# Task brief
The response must contain every line from the records below that has "after".

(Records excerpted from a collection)
# # # #

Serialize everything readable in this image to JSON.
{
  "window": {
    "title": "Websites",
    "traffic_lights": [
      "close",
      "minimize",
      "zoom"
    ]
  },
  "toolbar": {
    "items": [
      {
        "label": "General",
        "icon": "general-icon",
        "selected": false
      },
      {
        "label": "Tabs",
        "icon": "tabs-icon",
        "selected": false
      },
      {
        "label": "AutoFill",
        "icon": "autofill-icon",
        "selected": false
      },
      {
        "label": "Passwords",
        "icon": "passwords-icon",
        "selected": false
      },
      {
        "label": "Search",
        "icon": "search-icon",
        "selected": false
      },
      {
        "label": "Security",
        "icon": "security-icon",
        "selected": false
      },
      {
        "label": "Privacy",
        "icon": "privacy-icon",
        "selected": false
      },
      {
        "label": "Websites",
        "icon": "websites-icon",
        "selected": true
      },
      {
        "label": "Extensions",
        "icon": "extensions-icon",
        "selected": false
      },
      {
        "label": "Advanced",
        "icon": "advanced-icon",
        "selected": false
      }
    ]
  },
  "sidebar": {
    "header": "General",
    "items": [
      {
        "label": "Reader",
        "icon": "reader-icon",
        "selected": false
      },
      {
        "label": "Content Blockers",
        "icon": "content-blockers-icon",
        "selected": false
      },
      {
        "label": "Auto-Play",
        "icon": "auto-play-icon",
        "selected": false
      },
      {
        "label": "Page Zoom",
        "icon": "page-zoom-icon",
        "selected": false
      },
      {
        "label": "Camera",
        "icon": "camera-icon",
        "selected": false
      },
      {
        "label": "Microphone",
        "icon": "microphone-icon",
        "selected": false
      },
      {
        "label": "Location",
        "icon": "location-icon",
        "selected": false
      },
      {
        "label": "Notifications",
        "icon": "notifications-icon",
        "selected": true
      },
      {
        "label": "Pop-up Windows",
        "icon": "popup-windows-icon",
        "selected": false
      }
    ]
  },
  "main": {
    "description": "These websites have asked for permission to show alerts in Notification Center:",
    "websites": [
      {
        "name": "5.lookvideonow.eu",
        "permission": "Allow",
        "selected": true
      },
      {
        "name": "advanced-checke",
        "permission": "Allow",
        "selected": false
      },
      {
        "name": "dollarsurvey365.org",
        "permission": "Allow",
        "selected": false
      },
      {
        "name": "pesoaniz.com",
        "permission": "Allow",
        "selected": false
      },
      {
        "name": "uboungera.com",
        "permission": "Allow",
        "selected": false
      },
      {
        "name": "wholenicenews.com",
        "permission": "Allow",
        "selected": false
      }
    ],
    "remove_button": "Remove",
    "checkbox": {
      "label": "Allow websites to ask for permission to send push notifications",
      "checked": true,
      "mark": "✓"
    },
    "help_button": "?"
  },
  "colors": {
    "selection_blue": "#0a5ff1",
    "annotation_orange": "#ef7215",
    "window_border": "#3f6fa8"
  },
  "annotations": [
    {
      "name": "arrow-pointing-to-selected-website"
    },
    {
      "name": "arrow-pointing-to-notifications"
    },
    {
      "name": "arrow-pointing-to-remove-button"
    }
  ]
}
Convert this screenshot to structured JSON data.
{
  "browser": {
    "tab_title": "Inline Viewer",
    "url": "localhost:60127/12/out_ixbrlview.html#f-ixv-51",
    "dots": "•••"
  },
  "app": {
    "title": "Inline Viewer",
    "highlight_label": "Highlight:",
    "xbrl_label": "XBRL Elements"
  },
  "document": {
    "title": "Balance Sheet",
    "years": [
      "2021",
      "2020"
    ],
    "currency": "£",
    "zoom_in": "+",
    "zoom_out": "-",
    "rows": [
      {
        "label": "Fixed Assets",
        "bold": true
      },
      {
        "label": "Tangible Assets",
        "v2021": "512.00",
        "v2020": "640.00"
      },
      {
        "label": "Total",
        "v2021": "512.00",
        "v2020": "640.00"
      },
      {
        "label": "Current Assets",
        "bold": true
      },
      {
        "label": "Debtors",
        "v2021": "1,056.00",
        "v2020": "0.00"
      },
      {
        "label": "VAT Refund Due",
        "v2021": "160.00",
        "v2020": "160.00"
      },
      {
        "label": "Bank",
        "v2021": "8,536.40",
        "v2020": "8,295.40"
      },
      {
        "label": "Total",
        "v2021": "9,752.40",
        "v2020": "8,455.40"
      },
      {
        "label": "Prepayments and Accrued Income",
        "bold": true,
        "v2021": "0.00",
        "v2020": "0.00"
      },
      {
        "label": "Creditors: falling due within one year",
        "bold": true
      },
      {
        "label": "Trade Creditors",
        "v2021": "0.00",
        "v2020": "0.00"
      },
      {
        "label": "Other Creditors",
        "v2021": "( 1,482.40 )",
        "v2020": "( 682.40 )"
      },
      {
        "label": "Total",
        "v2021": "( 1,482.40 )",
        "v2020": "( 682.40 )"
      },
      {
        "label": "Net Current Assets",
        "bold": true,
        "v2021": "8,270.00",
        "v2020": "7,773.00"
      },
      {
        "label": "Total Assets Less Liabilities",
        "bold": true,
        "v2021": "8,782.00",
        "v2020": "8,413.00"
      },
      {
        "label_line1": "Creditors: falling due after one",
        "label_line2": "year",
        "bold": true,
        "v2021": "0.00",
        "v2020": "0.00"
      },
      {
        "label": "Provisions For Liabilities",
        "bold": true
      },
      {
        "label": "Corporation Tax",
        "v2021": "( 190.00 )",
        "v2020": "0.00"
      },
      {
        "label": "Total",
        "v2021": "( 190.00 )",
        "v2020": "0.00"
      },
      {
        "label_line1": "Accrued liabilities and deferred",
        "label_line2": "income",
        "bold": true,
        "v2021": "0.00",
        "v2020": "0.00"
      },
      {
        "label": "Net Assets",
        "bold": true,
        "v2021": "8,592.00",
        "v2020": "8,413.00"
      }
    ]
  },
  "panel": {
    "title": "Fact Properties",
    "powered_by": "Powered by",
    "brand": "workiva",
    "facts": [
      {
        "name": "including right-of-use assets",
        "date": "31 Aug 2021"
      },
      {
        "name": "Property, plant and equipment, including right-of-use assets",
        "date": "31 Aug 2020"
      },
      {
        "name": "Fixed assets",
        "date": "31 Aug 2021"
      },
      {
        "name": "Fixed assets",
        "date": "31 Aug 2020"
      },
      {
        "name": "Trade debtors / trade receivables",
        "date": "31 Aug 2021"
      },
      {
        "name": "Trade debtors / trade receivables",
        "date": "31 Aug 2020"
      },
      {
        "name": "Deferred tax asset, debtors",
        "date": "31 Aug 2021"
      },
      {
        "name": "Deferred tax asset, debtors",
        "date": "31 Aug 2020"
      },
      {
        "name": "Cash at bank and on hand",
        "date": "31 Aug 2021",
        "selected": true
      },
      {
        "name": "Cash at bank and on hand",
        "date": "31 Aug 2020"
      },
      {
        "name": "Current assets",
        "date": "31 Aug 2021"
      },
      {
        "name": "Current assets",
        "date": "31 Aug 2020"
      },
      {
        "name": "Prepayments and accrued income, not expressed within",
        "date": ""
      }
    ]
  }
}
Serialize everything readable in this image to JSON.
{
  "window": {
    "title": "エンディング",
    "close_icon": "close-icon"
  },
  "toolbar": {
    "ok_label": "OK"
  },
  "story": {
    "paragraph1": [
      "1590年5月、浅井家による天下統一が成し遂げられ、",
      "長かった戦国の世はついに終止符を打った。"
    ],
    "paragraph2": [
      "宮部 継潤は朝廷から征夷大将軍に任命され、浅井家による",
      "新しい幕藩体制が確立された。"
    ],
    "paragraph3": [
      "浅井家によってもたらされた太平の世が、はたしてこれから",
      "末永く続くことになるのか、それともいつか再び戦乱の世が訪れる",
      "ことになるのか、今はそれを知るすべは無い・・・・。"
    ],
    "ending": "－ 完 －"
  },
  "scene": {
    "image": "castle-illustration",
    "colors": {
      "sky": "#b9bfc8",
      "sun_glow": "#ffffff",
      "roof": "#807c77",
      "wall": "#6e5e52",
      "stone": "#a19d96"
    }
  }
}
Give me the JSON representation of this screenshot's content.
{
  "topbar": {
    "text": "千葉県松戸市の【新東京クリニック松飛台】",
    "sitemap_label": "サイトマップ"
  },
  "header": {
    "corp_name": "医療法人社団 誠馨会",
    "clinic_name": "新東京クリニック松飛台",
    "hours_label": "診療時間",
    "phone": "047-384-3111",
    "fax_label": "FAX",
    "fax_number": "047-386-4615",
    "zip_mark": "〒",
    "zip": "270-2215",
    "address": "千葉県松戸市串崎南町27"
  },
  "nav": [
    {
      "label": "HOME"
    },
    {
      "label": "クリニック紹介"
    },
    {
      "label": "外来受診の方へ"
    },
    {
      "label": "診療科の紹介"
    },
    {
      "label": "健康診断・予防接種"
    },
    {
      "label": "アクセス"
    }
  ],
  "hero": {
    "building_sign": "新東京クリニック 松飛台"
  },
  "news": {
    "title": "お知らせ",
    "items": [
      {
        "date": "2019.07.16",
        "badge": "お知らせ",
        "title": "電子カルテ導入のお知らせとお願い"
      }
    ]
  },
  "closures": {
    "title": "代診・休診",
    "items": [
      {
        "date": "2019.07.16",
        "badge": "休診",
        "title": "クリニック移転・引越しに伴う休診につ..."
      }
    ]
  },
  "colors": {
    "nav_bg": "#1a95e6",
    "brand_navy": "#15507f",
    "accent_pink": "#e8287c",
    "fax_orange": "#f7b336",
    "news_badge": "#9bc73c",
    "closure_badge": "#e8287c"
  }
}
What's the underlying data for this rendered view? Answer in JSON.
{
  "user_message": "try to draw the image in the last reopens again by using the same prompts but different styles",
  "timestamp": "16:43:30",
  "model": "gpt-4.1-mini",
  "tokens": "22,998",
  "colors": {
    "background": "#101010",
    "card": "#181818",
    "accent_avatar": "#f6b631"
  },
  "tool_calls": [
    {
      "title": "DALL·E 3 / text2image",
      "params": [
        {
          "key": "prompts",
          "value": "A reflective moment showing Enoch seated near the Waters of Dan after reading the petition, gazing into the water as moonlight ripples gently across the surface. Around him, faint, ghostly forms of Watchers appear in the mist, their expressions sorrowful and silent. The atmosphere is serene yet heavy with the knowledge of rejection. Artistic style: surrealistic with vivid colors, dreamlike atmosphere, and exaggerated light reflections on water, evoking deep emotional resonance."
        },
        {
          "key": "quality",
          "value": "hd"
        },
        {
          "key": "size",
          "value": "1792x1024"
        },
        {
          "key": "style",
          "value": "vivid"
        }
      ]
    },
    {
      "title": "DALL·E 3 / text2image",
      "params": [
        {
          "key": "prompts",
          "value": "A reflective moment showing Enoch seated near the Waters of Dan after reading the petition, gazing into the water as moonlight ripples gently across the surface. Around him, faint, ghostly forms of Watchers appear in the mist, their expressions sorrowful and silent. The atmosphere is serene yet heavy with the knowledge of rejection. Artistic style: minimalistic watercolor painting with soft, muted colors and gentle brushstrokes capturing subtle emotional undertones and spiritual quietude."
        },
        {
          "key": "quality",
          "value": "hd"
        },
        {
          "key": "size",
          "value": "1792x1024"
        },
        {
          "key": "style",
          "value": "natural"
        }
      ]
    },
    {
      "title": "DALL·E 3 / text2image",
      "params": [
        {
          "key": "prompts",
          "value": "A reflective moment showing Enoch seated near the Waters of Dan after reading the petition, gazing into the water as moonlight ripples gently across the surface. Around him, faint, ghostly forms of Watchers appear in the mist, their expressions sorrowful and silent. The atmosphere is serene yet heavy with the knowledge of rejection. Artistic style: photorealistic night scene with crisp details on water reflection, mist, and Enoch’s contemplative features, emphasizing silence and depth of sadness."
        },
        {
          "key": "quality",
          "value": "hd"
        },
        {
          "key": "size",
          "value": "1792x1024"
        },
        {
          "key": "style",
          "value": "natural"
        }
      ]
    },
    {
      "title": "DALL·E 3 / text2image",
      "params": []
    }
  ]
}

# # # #

# Exercise solution
        "label_line1": "Creditors: falling due after one",
          "value": "A reflective moment showing Enoch seated near the Waters of Dan after reading the petition, gazing into the water as moonlight ripples gently across the surface. Around him, faint, ghostly forms of Watchers appear in the mist, their expressions sorrowful and silent. The atmosphere is serene yet heavy with the knowledge of rejection. Artistic style: surrealistic with vivid colors, dreamlike atmosphere, and exaggerated light reflections on water, evoking deep emotional resonance."
          "value": "A reflective moment showing Enoch seated near the Waters of Dan after reading the petition, gazing into the water as moonlight ripples gently across the surface. Around him, faint, ghostly forms of Watchers appear in the mist, their expressions sorrowful and silent. The atmosphere is serene yet heavy with the knowledge of rejection. Artistic style: minimalistic watercolor painting with soft, muted colors and gentle brushstrokes capturing subtle emotional undertones and spiritual quietude."
          "value": "A reflective moment showing Enoch seated near the Waters of Dan after reading the petition, gazing into the water as moonlight ripples gently across the surface. Around him, faint, ghostly forms of Watchers appear in the mist, their expressions sorrowful and silent. The atmosphere is serene yet heavy with the knowledge of rejection. Artistic style: photorealistic night scene with crisp details on water reflection, mist, and Enoch’s contemplative features, emphasizing silence and depth of sadness."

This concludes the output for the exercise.